Cuba and Its Environs: The Challenges of Change
Soon after its inauguration, the government of Raúl Castro announced several policy measures designed to inject flexibility into Cuba's revolutionary economic model and acknowledged systemic deficiencies that required rectification. This admission contrasted with the policy stances adopted by Fidel Castro's government, and hinted at a possible, albeit limited, opening of Cuba's economy as well as deeper engagement with the international community. Speculation about the meaning of these changes immediately centered on Cuba's bilateral relations with the United States, and especially on the longstanding U.S. economic embargo on the island. Yet changes in Cuban economic policies also potentially have a much more dramatic effect on its smaller Caribbean neighbors, many of which consider themselves competitors with Cuba on such issues as tourism, foreign investment, agricultural production, and energy resources.

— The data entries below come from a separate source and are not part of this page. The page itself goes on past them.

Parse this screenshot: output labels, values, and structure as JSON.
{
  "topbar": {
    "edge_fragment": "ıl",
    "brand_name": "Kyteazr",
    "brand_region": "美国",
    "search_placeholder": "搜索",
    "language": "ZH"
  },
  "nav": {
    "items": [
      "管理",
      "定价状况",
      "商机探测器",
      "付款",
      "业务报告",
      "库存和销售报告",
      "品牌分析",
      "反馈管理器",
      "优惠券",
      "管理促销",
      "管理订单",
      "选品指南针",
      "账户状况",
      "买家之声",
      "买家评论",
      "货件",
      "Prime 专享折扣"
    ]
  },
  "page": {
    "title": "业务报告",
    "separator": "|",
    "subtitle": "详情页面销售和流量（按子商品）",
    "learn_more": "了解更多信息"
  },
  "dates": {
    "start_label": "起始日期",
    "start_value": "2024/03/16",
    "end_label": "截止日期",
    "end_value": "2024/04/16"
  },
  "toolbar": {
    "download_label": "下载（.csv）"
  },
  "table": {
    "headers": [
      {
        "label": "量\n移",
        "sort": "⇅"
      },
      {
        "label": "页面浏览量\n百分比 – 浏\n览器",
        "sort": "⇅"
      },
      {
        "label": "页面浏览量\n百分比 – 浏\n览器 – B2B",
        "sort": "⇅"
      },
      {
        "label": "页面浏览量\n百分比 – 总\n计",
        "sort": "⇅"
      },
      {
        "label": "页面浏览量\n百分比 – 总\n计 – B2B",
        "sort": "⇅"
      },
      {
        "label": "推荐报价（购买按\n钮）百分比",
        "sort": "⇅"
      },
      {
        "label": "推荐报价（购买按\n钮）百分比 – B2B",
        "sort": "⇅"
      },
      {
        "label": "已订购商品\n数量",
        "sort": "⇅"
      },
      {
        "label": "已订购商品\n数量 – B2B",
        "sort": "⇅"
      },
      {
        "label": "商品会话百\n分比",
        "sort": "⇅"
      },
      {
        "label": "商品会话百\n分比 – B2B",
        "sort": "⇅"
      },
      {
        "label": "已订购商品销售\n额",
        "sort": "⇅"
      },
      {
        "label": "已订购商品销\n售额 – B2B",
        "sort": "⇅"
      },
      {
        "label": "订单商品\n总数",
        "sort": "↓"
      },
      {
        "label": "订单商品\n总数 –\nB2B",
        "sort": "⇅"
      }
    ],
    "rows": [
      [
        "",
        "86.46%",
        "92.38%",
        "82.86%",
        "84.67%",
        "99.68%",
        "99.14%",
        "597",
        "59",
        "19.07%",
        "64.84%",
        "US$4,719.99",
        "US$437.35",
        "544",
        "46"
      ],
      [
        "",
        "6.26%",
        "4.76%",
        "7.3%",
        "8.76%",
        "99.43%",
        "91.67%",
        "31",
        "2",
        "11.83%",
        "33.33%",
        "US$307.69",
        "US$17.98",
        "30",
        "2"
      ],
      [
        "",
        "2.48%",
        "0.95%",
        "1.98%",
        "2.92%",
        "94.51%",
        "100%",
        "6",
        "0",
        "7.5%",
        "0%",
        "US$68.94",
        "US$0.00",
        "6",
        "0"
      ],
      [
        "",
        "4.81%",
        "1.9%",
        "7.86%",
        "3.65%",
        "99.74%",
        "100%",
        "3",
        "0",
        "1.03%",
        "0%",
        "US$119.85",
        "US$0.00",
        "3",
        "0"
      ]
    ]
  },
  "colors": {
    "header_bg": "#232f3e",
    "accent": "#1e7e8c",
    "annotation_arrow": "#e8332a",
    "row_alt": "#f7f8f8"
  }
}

To discuss this often overlooked aspect of Cuba's foreign affairs, the Latin American Program joined with the Caribbean Policy Research Institute (CaPRI), to convene the daylong conference "Cuba and its Neighbors: The Challenges of Change." The July 22, 2008, meeting was held at the University of the West Indies in Mona, Jamaica. The conference, part of the "Creating Community in the Americas" project, examined the changing landscape of Cuba's relations with its Caribbean neighbors, focusing on key aspects such as tourism and investment, bilateral cooperation, energy, and security. Panelists included a very diverse group of scholars and analysts from Jamaica, Trinidad, the United States, Colombia, and Canada. The conference also featured several key figures in Jamaican politics, most notably Prime Minister the Rt. Hon. Bruce Golding, Minister of Tourism Edmund Bartlett, and Commissioner of Police Hardley Lewin.
Prime Minister Golding characterized relations with Cuba as a window of opportunity for Jamaica, highlighting the historical character and multiple dimensions of the relationship. Noting Cuba's social achievements and its resilience in the face of the U.S. embargo, he acknowledged significant changes in Cuban leadership and policy-making, a process that countries in the region ought to support and encourage in a non-intrusive way. Minister of Tourism Bartlett elaborated on the recently-concluded partnership agreement between Cuba and Jamaica and how it will propel their respective tourism industries. He underscored that in an era of multiple challenges to the Caribbean's tourism industry (including global fuel prices, a sliding U.S. dollar, and competition from other destinations), regional cooperation through strategies like multiple destination marketing can help the Caribbean maintain a leading position in the industry. In his remarks on the state of security cooperation with Cuba, Commissioner Lewin described potential threats to Cuba from within the region, including terrorism, narco-terrorism, drug trafficking, and human trafficking. He also explained the role of the military in the evolution of contemporary notions of security in Cuba, and how Jamaica and Cuba have been developing cooperation to curtail drug and arms trafficking in the western Caribbean.
Panelists described how the Caribbean faces a set of complex challenges as Cuba moves toward further engagement with the global economy. Some of the challenges may include reduced cooperation in health services from Cuban doctors currently servicing Caribbean populations; a displacement of tourism should U.S. travel restrictions to Cuba be lifted; important oil and ethanol production capabilities on the island now being explored; and competition for regional foreign direct investment. Similarly, they also noted the potential for close regional cooperation, emphasizing that Caribbean expertise can serve as an important resource for Cubans in areas such as the development of alternative energies, tourism entrepreneurship, and food security.